After twenty years of writing for children we felt called to make a change. We had not needed an agent before. Twenty years ago you could still have a manuscript read by a publisher without an agent, especially in the world of children’s books. Once we had a relationship with a publishing house we didn’t feel the need. Now that we were writing a book for adults, The Shepherd’s Song, and we were writing about our faith – the rules had changed. We needed an agent – but how could we find the right one?
Today we are on Vonda Skelton’s blog sharing 10 things we learned about finding an agent on our quest to write and publish The Shepherd’s Song. read more
Try to give your agenda to God. Keep saying, ‘Your will be done, not mine.’ Give every part of your heart and your time to God and let God tell you what to do, where to go, when and how to respond. God does not want you to destroy yourself.
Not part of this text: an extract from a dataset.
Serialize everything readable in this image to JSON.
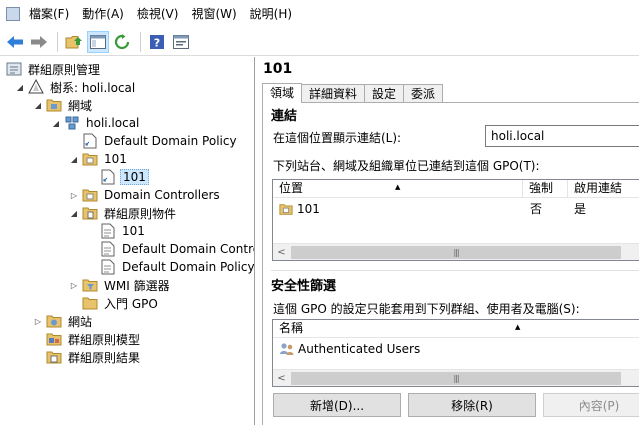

Exhaustion, burnout, and depression are not signs that you are doing God’s will. God is gentle and loving. God desires to give you a deep sense of safety in God’s love. Once you have allowed yourself to experience that love fully, you will be better able to discern who you are being sent to in God’s name. Henri J. M. Nouwen
According to Merriam-Webster surrender means: to agree to stop fighting, hiding, resisting, etc., because you know that you will not win or succeed. : to give the control or use of (something) to someone else.
Most writers are also readers. We are no different – we have always loved books. Our first library was the book mobile, a truck packed with books that came through our neighborhood once a week. Our most memorable library growing up in West Virginia was in the basement of the fire station. Our mother, writer and reader that she is, always made a great effort to put books into our hands.
Some of our childhood favorites had a direct impact on us and prepared us to become writers. We are telling about our favorites on Wanda’s blog:
As iron sharpens iron, so one person sharpens another. Proverbs 27:17
Before we decided to collaborate on The Shepherd’s Song, we each had writing careers of our own. In those writing projects we had control of our own books. The thousands of decisions it takes to write and publish a book were all made by one person. Then the change. We decided to work together. Suddenly all those decisions had to be made by two people. That’s more complicated. Read more
Two great days of sharing Psalm 23 were the perfect launch for our book, The Shepherd’s Song.
God’s Word went out on chocolate, cards, books, tissue boxes, cupcakes, water bottles, balloons, cake, dog bandanas, stewed tomatoes and bouquets of spring flowers. Now that’s exciting.
We spent the days sharing Psalm 23 at an urban health clinic, a program for homeless women, a library, a fire station. a hospital, a local park, an urban school, a food bank, a group renovating houses, a retirement home and an ICU waiting room.
Here are some pictures of the fun:
And our favorite moment in video:
What a great two days of celebrating God’s Word and sending out the book and Psalm 23.